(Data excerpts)

[Start of section]

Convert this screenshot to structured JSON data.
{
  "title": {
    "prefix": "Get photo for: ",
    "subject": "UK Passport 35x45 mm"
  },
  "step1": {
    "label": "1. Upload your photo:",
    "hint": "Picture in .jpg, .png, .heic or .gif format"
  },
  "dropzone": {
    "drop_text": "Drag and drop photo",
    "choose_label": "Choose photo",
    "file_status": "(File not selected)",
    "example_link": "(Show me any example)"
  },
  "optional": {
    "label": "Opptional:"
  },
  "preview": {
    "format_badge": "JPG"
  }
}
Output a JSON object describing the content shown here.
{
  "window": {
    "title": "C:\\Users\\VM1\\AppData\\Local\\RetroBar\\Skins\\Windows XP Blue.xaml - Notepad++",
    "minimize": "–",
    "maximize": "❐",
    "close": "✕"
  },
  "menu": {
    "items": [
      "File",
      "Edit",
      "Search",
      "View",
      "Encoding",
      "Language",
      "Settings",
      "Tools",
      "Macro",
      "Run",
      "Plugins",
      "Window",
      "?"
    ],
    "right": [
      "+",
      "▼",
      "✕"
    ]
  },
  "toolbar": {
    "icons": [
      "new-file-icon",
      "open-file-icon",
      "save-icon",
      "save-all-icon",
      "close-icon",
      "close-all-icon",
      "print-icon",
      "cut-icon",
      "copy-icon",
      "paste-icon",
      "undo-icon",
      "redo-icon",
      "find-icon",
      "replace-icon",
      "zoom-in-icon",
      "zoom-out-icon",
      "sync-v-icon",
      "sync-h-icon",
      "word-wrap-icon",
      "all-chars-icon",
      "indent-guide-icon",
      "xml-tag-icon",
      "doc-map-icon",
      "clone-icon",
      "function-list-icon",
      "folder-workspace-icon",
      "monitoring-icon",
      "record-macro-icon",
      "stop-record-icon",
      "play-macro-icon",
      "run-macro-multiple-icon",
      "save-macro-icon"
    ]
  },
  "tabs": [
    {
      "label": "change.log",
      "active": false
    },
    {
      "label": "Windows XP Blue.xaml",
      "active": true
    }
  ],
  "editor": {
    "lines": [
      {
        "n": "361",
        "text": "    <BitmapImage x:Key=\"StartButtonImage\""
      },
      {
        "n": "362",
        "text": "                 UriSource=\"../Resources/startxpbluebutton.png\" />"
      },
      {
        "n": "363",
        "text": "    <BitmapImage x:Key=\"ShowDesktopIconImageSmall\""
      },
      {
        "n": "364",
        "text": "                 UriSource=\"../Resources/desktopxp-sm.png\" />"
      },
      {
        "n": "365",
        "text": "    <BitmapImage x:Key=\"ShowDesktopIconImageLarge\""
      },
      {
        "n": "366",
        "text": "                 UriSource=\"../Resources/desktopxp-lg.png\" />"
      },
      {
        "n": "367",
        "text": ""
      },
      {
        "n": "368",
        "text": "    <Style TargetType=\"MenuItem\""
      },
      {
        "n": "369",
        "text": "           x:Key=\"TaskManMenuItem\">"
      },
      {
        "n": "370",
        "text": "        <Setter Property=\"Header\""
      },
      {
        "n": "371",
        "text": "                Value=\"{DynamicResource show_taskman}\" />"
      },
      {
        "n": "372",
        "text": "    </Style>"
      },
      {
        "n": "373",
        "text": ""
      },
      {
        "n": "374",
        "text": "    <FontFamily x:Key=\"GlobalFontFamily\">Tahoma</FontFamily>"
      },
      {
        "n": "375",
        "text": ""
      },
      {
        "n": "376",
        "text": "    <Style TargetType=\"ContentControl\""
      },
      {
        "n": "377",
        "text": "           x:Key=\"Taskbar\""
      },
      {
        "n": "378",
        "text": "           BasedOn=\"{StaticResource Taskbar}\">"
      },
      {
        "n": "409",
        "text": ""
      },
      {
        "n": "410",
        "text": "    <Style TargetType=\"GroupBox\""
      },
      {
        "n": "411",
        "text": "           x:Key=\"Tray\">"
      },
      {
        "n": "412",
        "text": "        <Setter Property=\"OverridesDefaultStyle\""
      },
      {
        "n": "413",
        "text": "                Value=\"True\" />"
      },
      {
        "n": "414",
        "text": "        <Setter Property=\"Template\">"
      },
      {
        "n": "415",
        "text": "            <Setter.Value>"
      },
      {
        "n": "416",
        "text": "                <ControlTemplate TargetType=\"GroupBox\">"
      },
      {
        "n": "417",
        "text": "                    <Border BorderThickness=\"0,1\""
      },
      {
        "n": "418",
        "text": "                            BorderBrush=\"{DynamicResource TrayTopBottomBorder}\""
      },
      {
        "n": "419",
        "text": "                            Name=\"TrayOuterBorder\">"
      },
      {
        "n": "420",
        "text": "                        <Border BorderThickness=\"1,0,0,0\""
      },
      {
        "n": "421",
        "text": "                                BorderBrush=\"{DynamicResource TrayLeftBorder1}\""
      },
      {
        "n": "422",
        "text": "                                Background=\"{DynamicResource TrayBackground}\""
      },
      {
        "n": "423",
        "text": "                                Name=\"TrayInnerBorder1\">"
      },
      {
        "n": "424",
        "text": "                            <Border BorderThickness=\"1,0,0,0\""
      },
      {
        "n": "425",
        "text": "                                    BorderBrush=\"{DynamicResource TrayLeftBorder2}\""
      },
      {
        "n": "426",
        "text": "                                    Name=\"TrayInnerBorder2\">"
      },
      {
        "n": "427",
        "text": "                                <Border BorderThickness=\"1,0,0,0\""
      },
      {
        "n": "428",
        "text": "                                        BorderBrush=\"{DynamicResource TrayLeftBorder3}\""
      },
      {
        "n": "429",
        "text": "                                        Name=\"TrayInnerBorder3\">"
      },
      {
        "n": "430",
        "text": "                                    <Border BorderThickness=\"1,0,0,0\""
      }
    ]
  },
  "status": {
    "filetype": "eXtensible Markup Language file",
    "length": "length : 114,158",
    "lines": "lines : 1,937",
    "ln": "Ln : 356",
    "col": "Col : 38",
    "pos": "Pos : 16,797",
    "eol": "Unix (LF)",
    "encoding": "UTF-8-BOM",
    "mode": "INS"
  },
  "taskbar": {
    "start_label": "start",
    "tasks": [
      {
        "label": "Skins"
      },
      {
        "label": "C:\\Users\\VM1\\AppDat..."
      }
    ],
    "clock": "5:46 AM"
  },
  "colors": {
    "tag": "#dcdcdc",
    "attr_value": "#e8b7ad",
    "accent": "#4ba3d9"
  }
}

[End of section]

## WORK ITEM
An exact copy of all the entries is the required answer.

## FINAL ANSWER
Convert this screenshot to structured JSON data.
{
  "title": {
    "prefix": "Get photo for: ",
    "subject": "UK Passport 35x45 mm"
  },
  "step1": {
    "label": "1. Upload your photo:",
    "hint": "Picture in .jpg, .png, .heic or .gif format"
  },
  "dropzone": {
    "drop_text": "Drag and drop photo",
    "choose_label": "Choose photo",
    "file_status": "(File not selected)",
    "example_link": "(Show me any example)"
  },
  "optional": {
    "label": "Opptional:"
  },
  "preview": {
    "format_badge": "JPG"
  }
}
Output a JSON object describing the content shown here.
{
  "window": {
    "title": "C:\\Users\\VM1\\AppData\\Local\\RetroBar\\Skins\\Windows XP Blue.xaml - Notepad++",
    "minimize": "–",
    "maximize": "❐",
    "close": "✕"
  },
  "menu": {
    "items": [
      "File",
      "Edit",
      "Search",
      "View",
      "Encoding",
      "Language",
      "Settings",
      "Tools",
      "Macro",
      "Run",
      "Plugins",
      "Window",
      "?"
    ],
    "right": [
      "+",
      "▼",
      "✕"
    ]
  },
  "toolbar": {
    "icons": [
      "new-file-icon",
      "open-file-icon",
      "save-icon",
      "save-all-icon",
      "close-icon",
      "close-all-icon",
      "print-icon",
      "cut-icon",
      "copy-icon",
      "paste-icon",
      "undo-icon",
      "redo-icon",
      "find-icon",
      "replace-icon",
      "zoom-in-icon",
      "zoom-out-icon",
      "sync-v-icon",
      "sync-h-icon",
      "word-wrap-icon",
      "all-chars-icon",
      "indent-guide-icon",
      "xml-tag-icon",
      "doc-map-icon",
      "clone-icon",
      "function-list-icon",
      "folder-workspace-icon",
      "monitoring-icon",
      "record-macro-icon",
      "stop-record-icon",
      "play-macro-icon",
      "run-macro-multiple-icon",
      "save-macro-icon"
    ]
  },
  "tabs": [
    {
      "label": "change.log",
      "active": false
    },
    {
      "label": "Windows XP Blue.xaml",
      "active": true
    }
  ],
  "editor": {
    "lines": [
      {
        "n": "361",
        "text": "    <BitmapImage x:Key=\"StartButtonImage\""
      },
      {
        "n": "362",
        "text": "                 UriSource=\"../Resources/startxpbluebutton.png\" />"
      },
      {
        "n": "363",
        "text": "    <BitmapImage x:Key=\"ShowDesktopIconImageSmall\""
      },
      {
        "n": "364",
        "text": "                 UriSource=\"../Resources/desktopxp-sm.png\" />"
      },
      {
        "n": "365",
        "text": "    <BitmapImage x:Key=\"ShowDesktopIconImageLarge\""
      },
      {
        "n": "366",
        "text": "                 UriSource=\"../Resources/desktopxp-lg.png\" />"
      },
      {
        "n": "367",
        "text": ""
      },
      {
        "n": "368",
        "text": "    <Style TargetType=\"MenuItem\""
      },
      {
        "n": "369",
        "text": "           x:Key=\"TaskManMenuItem\">"
      },
      {
        "n": "370",
        "text": "        <Setter Property=\"Header\""
      },
      {
        "n": "371",
        "text": "                Value=\"{DynamicResource show_taskman}\" />"
      },
      {
        "n": "372",
        "text": "    </Style>"
      },
      {
        "n": "373",
        "text": ""
      },
      {
        "n": "374",
        "text": "    <FontFamily x:Key=\"GlobalFontFamily\">Tahoma</FontFamily>"
      },
      {
        "n": "375",
        "text": ""
      },
      {
        "n": "376",
        "text": "    <Style TargetType=\"ContentControl\""
      },
      {
        "n": "377",
        "text": "           x:Key=\"Taskbar\""
      },
      {
        "n": "378",
        "text": "           BasedOn=\"{StaticResource Taskbar}\">"
      },
      {
        "n": "409",
        "text": ""
      },
      {
        "n": "410",
        "text": "    <Style TargetType=\"GroupBox\""
      },
      {
        "n": "411",
        "text": "           x:Key=\"Tray\">"
      },
      {
        "n": "412",
        "text": "        <Setter Property=\"OverridesDefaultStyle\""
      },
      {
        "n": "413",
        "text": "                Value=\"True\" />"
      },
      {
        "n": "414",
        "text": "        <Setter Property=\"Template\">"
      },
      {
        "n": "415",
        "text": "            <Setter.Value>"
      },
      {
        "n": "416",
        "text": "                <ControlTemplate TargetType=\"GroupBox\">"
      },
      {
        "n": "417",
        "text": "                    <Border BorderThickness=\"0,1\""
      },
      {
        "n": "418",
        "text": "                            BorderBrush=\"{DynamicResource TrayTopBottomBorder}\""
      },
      {
        "n": "419",
        "text": "                            Name=\"TrayOuterBorder\">"
      },
      {
        "n": "420",
        "text": "                        <Border BorderThickness=\"1,0,0,0\""
      },
      {
        "n": "421",
        "text": "                                BorderBrush=\"{DynamicResource TrayLeftBorder1}\""
      },
      {
        "n": "422",
        "text": "                                Background=\"{DynamicResource TrayBackground}\""
      },
      {
        "n": "423",
        "text": "                                Name=\"TrayInnerBorder1\">"
      },
      {
        "n": "424",
        "text": "                            <Border BorderThickness=\"1,0,0,0\""
      },
      {
        "n": "425",
        "text": "                                    BorderBrush=\"{DynamicResource TrayLeftBorder2}\""
      },
      {
        "n": "426",
        "text": "                                    Name=\"TrayInnerBorder2\">"
      },
      {
        "n": "427",
        "text": "                                <Border BorderThickness=\"1,0,0,0\""
      },
      {
        "n": "428",
        "text": "                                        BorderBrush=\"{DynamicResource TrayLeftBorder3}\""
      },
      {
        "n": "429",
        "text": "                                        Name=\"TrayInnerBorder3\">"
      },
      {
        "n": "430",
        "text": "                                    <Border BorderThickness=\"1,0,0,0\""
      }
    ]
  },
  "status": {
    "filetype": "eXtensible Markup Language file",
    "length": "length : 114,158",
    "lines": "lines : 1,937",
    "ln": "Ln : 356",
    "col": "Col : 38",
    "pos": "Pos : 16,797",
    "eol": "Unix (LF)",
    "encoding": "UTF-8-BOM",
    "mode": "INS"
  },
  "taskbar": {
    "start_label": "start",
    "tasks": [
      {
        "label": "Skins"
      },
      {
        "label": "C:\\Users\\VM1\\AppDat..."
      }
    ],
    "clock": "5:46 AM"
  },
  "colors": {
    "tag": "#dcdcdc",
    "attr_value": "#e8b7ad",
    "accent": "#4ba3d9"
  }
}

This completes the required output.